My goal now is a 60 lb loss and I am now -8 on that goal.  Rest assured I'm not going to post photos of my flesh in the flesh to show the weight loss journey.  That face you see up at the top side of my blog is 90 lbs less than where first I started.  And I'm sure the struggles will appear in the blog as well.

Now for my tip for junk food replacement.  I recently had fresh cut zucchini with veggie dip at a friend's house earlier in the spring.  My husband and I both liked the texture and the crunch, so I have been keeping thin sliced zucchini and squash in the fridge.  My diabetic educator is so thrilled she's doing hand springs and totally giving me the dip options.  Dip has no real carb content so it doesn't do much to blood sugar levels.  But for the calorie conscious friend, the light dips and no fats would work.  Just keep in mind that when they start removing fat, they replace it with chemicals.  So the lower the fat, the higher the chemical longer a whole food.  I fully endorse Daisy sour cream as it's purest form *unless you make it yourself*  But that is my whole food replacement to chips and cream cheese.

Stay tuned for more of Rosey's adventures to conquering the cookie monster.

Linked up with


  1. Right there with you!!! My numbers are different but the eating for no good reason is the same. That's why I started Project 10: Real Women, Real Fitness. Every Wed. I post something for Project 10 and other women link up their posts. I've also signed up for to track my calories in public. Nothing like knowing 12 women are going to see that you binged on cheesecake (which I'm about to do when my kids are in bed) to help curb you (only going to eat ONE of the cakes instead of two).

    I'd love for you to join us! Here's today's post:

  2. Stephanie and Rosey, I'm right there with you. God help me ( a little.. but not too much because I really just like cheese....) I'll be visiting you all more often to hear what you have to say about this battle!

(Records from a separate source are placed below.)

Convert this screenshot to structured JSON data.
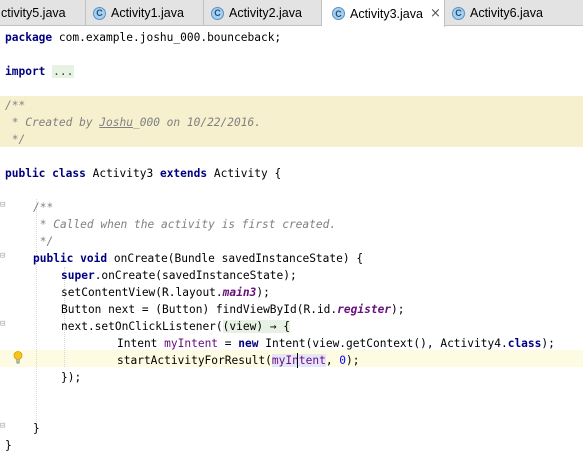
{
  "tabs": [
    {
      "label": "ctivity5.java",
      "icon": "class-c-icon",
      "closable": false,
      "active": false
    },
    {
      "label": "Activity1.java",
      "icon": "class-c-icon",
      "closable": false,
      "active": false
    },
    {
      "label": "Activity2.java",
      "icon": "class-c-icon",
      "closable": false,
      "active": false
    },
    {
      "label": "Activity3.java",
      "icon": "class-c-icon",
      "closable": true,
      "close_glyph": "×",
      "active": true
    },
    {
      "label": "Activity6.java",
      "icon": "class-c-icon",
      "closable": false,
      "active": false
    }
  ],
  "tab_icon_letter": "C",
  "code": {
    "l1": {
      "kw": "package",
      "rest": " com.example.joshu_000.bounceback;"
    },
    "l2": {
      "kw": "import",
      "fold": "..."
    },
    "l3": {
      "text": "/**"
    },
    "l4": {
      "pre": " * Created by ",
      "user": "Joshu",
      "post": "_000 on 10/22/2016."
    },
    "l5": {
      "text": " */"
    },
    "l6": {
      "kw1": "public",
      "kw2": "class",
      "name": " Activity3 ",
      "kw3": "extends",
      "rest": " Activity {"
    },
    "l7": {
      "text": "/**"
    },
    "l8": {
      "text": " * Called when the activity is first created."
    },
    "l9": {
      "text": " */"
    },
    "l10": {
      "kw1": "public",
      "kw2": "void",
      "rest": " onCreate(Bundle savedInstanceState) {"
    },
    "l11": {
      "kw": "super",
      "rest": ".onCreate(savedInstanceState);"
    },
    "l12": {
      "pre": "setContentView(R.layout.",
      "field": "main3",
      "post": ");"
    },
    "l13": {
      "pre": "Button next = (Button) findViewById(R.id.",
      "field": "register",
      "post": ");"
    },
    "l14": {
      "pre": "next.setOnClickListener(",
      "lam": "(view) → {"
    },
    "l15": {
      "pre": "Intent ",
      "var": "myIntent",
      "mid": " = ",
      "kw": "new",
      "post1": " Intent(view.getContext(), Activity4.",
      "kw2": "class",
      "post2": ");"
    },
    "l16": {
      "pre": "startActivityForResult(",
      "var": "myIntent",
      "mid": ", ",
      "num": "0",
      "post": ");"
    },
    "l17": {
      "text": "});"
    },
    "l18": {
      "text": "}"
    },
    "l19": {
      "text": "}"
    }
  }
}
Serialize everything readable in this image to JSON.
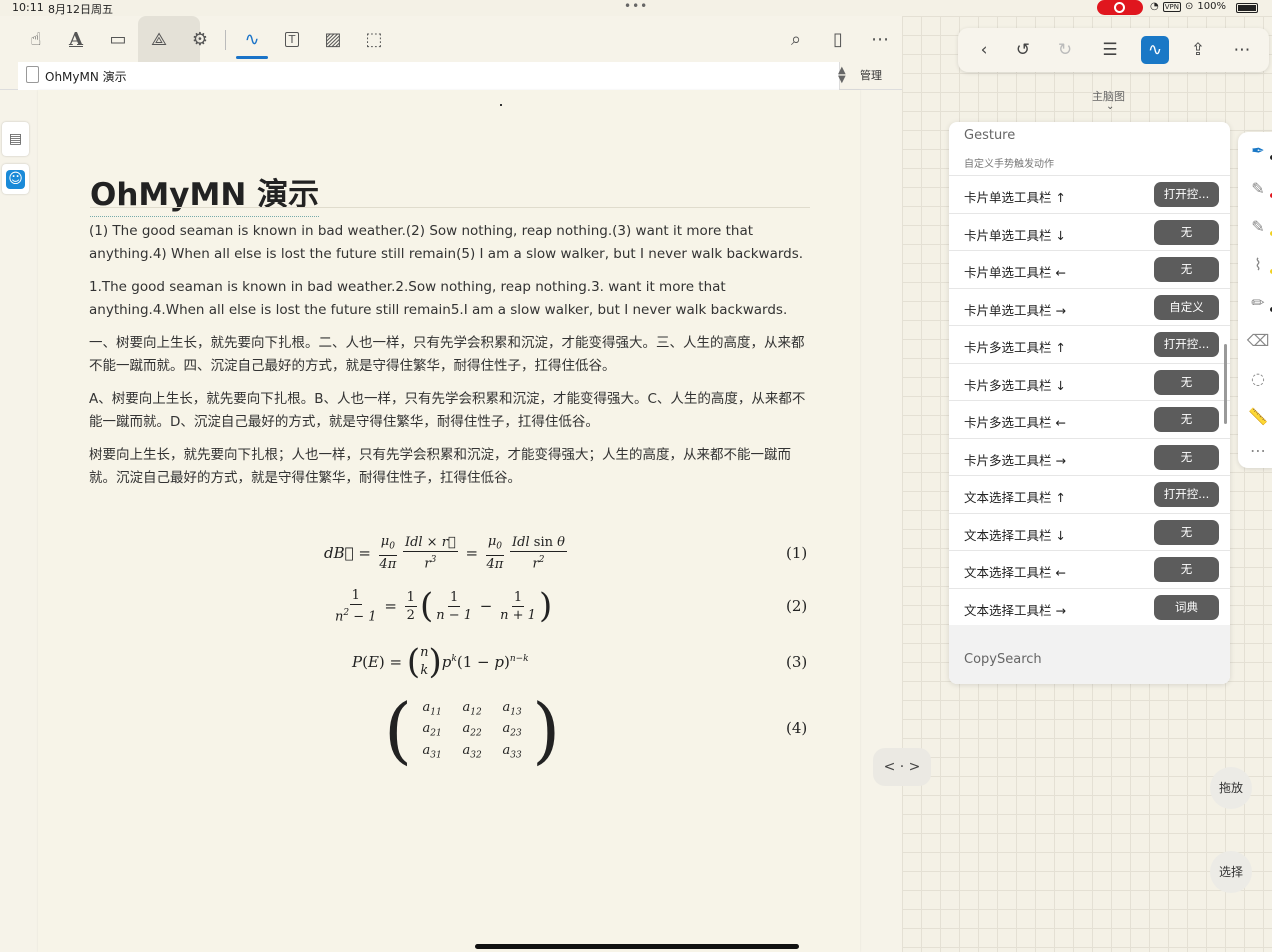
{
  "status_bar": {
    "time": "10:11",
    "date": "8月12日周五",
    "vpn": "VPN",
    "battery": "100%"
  },
  "tab": {
    "title": "OhMyMN 演示",
    "manage_label": "管理"
  },
  "document": {
    "title": "OhMyMN 演示",
    "paragraphs": [
      "(1) The good seaman is known in bad weather.(2) Sow nothing, reap nothing.(3) want it more that anything.4) When all else is lost the future still remain(5) I am a slow walker, but I never walk backwards.",
      "1.The good seaman is known in bad weather.2.Sow nothing, reap nothing.3. want it more that anything.4.When all else is lost the future still remain5.I am a slow walker, but I never walk backwards.",
      "一、树要向上生长，就先要向下扎根。二、人也一样，只有先学会积累和沉淀，才能变得强大。三、人生的高度，从来都不能一蹴而就。四、沉淀自己最好的方式，就是守得住繁华，耐得住性子，扛得住低谷。",
      "A、树要向上生长，就先要向下扎根。B、人也一样，只有先学会积累和沉淀，才能变得强大。C、人生的高度，从来都不能一蹴而就。D、沉淀自己最好的方式，就是守得住繁华，耐得住性子，扛得住低谷。",
      "树要向上生长，就先要向下扎根；人也一样，只有先学会积累和沉淀，才能变得强大；人生的高度，从来都不能一蹴而就。沉淀自己最好的方式，就是守得住繁华，耐得住性子，扛得住低谷。"
    ],
    "equation_numbers": [
      "(1)",
      "(2)",
      "(3)",
      "(4)"
    ]
  },
  "right_panel": {
    "mindmap_label": "主脑图",
    "gesture": {
      "title": "Gesture",
      "subtitle": "自定义手势触发动作",
      "rows": [
        {
          "label": "卡片单选工具栏 ↑",
          "action": "打开控..."
        },
        {
          "label": "卡片单选工具栏 ↓",
          "action": "无"
        },
        {
          "label": "卡片单选工具栏 ←",
          "action": "无"
        },
        {
          "label": "卡片单选工具栏 →",
          "action": "自定义"
        },
        {
          "label": "卡片多选工具栏 ↑",
          "action": "打开控..."
        },
        {
          "label": "卡片多选工具栏 ↓",
          "action": "无"
        },
        {
          "label": "卡片多选工具栏 ←",
          "action": "无"
        },
        {
          "label": "卡片多选工具栏 →",
          "action": "无"
        },
        {
          "label": "文本选择工具栏 ↑",
          "action": "打开控..."
        },
        {
          "label": "文本选择工具栏 ↓",
          "action": "无"
        },
        {
          "label": "文本选择工具栏 ←",
          "action": "无"
        },
        {
          "label": "文本选择工具栏 →",
          "action": "词典"
        }
      ]
    },
    "copysearch": {
      "title": "CopySearch"
    },
    "drag_label": "拖放",
    "select_label": "选择",
    "nav_arrows": "< · >"
  },
  "colors": {
    "accent": "#1a78c6",
    "record": "#e0161e",
    "pen_red": "#e0161e",
    "pen_yellow": "#f0d020",
    "pen_dark": "#222222",
    "action_button": "#5c5c5c"
  }
}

  3. Visiting from Project 10: Great job on your 8 lb weight loss! These sentences really rang true to me "It is so easy to stay in our individual pits and become institutionalized within them. They give us the ready excuse for not improving or seeking to change in our lives." Through some classes I took I learned about "pits" (or rackets, as they called them) and honestly never really considered that food is one of my rackets. It really might be, though. I've got some thinking to do!